Which lines in the records below hold the word "JSON"? Copy each of them.

(Extracted data entries)
----
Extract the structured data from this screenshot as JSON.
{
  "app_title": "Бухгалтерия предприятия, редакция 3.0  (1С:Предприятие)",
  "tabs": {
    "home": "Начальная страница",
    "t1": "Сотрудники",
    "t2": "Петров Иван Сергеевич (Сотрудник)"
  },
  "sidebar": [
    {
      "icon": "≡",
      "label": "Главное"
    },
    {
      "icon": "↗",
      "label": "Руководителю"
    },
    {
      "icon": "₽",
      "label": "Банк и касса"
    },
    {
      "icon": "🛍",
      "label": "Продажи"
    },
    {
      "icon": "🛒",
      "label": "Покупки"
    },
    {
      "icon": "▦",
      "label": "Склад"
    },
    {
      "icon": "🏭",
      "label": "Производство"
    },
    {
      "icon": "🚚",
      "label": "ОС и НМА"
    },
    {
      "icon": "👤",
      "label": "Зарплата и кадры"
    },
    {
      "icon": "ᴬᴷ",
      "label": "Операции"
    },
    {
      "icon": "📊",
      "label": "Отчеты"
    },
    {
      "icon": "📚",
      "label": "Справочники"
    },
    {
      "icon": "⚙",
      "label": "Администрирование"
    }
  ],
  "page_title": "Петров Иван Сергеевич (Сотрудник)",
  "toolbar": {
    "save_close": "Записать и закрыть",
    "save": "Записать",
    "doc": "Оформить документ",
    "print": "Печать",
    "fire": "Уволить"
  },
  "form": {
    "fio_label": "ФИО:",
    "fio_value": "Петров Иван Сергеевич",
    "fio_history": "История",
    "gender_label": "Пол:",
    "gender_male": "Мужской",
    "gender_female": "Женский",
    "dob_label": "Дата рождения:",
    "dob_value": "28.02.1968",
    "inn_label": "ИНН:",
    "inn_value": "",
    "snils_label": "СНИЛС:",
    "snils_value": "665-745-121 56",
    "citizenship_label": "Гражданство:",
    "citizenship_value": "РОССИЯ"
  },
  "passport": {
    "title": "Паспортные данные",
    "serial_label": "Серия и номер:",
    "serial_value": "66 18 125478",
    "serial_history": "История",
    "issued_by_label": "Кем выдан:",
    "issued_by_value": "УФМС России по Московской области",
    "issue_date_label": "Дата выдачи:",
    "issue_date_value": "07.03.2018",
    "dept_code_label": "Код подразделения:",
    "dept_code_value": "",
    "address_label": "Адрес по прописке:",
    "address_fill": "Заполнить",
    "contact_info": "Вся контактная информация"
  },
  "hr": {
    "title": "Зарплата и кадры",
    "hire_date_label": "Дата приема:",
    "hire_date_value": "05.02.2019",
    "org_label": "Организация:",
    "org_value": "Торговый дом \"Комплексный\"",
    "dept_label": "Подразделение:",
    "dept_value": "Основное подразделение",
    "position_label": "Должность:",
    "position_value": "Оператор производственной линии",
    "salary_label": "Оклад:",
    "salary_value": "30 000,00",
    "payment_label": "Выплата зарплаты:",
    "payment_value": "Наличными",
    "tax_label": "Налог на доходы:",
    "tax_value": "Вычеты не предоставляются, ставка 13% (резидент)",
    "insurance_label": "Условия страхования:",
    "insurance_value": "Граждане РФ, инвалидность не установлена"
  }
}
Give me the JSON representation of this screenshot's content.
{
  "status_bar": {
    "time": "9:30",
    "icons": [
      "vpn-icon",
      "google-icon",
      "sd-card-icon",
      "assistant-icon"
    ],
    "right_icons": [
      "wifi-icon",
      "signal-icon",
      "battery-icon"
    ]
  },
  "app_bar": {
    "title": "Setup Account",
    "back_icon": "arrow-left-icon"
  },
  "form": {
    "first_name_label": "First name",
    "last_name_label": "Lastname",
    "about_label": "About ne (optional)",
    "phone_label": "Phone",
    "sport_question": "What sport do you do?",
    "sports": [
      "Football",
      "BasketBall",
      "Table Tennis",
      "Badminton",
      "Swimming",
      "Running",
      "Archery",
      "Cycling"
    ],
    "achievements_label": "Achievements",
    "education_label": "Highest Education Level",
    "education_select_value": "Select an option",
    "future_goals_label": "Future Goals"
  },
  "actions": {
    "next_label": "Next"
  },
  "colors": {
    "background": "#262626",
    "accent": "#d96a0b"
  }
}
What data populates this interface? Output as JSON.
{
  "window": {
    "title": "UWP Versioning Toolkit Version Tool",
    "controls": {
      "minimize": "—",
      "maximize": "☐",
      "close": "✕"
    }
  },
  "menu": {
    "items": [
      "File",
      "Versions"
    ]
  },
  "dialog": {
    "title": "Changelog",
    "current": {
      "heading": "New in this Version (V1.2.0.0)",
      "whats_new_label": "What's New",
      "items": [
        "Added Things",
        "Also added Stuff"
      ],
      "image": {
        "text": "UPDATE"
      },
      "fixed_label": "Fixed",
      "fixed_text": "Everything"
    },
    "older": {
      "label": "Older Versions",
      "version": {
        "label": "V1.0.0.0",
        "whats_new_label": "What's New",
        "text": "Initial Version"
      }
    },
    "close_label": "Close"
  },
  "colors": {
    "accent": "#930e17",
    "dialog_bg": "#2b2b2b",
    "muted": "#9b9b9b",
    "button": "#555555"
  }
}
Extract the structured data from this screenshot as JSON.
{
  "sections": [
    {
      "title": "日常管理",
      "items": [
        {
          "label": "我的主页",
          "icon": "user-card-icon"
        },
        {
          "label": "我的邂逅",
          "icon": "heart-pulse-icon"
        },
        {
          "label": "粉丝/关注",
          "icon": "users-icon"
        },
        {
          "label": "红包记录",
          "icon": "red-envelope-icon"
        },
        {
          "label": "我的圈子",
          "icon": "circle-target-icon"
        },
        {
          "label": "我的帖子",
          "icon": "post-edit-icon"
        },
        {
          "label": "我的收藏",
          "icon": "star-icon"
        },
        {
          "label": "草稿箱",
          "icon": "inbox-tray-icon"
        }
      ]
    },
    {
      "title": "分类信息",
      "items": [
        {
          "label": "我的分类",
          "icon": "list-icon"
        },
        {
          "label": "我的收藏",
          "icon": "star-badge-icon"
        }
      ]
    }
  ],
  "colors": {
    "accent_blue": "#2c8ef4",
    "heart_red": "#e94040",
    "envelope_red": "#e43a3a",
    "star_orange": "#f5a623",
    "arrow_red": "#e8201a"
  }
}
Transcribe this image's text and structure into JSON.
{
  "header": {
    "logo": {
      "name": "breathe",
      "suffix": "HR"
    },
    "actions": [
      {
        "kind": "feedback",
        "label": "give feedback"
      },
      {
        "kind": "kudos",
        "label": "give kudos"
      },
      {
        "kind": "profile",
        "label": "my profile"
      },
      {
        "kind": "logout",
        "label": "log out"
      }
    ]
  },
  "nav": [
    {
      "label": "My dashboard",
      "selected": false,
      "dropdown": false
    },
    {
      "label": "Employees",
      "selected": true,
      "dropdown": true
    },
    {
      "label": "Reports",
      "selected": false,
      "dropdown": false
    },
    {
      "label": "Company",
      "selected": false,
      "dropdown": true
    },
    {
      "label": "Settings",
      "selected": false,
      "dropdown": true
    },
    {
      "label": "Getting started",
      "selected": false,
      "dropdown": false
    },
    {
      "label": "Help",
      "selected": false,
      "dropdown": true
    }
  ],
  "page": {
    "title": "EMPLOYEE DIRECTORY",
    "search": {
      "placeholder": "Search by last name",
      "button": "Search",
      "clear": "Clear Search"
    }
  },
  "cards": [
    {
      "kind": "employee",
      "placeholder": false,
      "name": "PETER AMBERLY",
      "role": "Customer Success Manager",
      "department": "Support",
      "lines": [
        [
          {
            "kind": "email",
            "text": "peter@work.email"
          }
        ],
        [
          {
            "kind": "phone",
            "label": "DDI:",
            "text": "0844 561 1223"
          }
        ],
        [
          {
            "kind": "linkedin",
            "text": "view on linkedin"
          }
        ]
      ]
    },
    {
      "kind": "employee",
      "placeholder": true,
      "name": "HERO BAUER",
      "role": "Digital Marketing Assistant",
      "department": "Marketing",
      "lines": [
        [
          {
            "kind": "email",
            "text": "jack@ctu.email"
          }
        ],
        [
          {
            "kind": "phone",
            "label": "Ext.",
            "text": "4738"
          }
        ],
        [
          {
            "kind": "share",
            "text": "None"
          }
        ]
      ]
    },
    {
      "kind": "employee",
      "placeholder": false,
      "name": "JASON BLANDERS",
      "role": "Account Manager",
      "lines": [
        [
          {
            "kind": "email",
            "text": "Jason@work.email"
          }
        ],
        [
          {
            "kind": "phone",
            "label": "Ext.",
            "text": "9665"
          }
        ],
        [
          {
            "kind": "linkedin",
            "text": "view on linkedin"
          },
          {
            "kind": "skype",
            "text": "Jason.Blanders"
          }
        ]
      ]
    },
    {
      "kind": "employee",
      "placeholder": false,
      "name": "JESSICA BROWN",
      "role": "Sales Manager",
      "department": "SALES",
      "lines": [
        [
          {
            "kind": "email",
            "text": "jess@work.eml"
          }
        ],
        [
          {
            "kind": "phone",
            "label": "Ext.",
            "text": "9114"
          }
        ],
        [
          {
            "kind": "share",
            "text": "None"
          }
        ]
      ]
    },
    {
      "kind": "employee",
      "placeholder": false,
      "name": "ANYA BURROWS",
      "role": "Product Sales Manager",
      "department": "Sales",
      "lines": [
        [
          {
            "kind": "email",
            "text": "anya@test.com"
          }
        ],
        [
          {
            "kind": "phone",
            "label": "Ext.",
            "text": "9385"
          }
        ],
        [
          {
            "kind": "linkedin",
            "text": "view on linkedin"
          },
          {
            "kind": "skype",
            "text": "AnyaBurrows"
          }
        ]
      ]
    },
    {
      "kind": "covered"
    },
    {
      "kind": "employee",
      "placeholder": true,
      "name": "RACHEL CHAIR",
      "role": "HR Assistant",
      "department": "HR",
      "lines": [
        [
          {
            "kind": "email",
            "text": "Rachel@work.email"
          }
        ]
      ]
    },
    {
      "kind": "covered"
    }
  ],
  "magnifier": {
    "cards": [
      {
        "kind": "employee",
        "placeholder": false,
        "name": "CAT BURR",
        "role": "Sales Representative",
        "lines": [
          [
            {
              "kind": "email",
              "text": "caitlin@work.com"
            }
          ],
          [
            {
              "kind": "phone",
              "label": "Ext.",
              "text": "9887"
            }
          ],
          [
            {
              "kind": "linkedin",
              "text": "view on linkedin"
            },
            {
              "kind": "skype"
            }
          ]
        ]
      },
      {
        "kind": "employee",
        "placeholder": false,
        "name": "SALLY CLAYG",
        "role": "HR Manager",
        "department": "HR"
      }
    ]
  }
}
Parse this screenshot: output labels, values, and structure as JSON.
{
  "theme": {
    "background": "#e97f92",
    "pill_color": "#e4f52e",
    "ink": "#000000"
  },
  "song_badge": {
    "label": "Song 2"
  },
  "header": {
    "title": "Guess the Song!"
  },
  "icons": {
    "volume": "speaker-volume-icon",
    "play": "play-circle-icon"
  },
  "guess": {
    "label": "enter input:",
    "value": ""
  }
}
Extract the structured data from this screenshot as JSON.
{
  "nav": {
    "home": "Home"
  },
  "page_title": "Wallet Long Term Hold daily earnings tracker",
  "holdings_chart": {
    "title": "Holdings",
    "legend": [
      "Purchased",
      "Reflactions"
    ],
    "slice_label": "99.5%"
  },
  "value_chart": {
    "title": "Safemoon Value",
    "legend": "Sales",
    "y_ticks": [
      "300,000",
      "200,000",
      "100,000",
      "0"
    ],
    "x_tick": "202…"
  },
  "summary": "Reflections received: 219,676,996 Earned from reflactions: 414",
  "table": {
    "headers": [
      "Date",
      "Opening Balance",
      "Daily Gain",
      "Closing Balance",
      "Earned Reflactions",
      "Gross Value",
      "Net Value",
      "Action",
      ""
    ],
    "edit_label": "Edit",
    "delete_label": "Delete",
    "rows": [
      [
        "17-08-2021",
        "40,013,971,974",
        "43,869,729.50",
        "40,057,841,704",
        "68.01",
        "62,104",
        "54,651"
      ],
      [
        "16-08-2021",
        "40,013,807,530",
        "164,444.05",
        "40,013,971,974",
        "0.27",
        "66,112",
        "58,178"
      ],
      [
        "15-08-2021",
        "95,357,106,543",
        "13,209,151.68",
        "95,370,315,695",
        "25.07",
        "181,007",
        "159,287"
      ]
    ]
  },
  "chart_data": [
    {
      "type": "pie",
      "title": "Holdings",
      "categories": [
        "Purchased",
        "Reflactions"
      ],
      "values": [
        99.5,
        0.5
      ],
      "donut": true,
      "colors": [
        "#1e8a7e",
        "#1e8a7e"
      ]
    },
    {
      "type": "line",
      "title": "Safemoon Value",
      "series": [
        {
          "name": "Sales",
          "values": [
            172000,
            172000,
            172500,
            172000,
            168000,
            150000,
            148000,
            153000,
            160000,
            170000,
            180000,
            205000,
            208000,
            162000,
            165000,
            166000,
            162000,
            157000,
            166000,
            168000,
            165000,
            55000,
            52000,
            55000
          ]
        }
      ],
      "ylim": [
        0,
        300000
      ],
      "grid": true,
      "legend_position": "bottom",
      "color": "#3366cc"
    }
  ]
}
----
◆ **RESULT**
Extract the structured data from this screenshot as JSON.
Give me the JSON representation of this screenshot's content.
What data populates this interface? Output as JSON.
Extract the structured data from this screenshot as JSON.
Transcribe this image's text and structure into JSON.
Parse this screenshot: output labels, values, and structure as JSON.
Extract the structured data from this screenshot as JSON.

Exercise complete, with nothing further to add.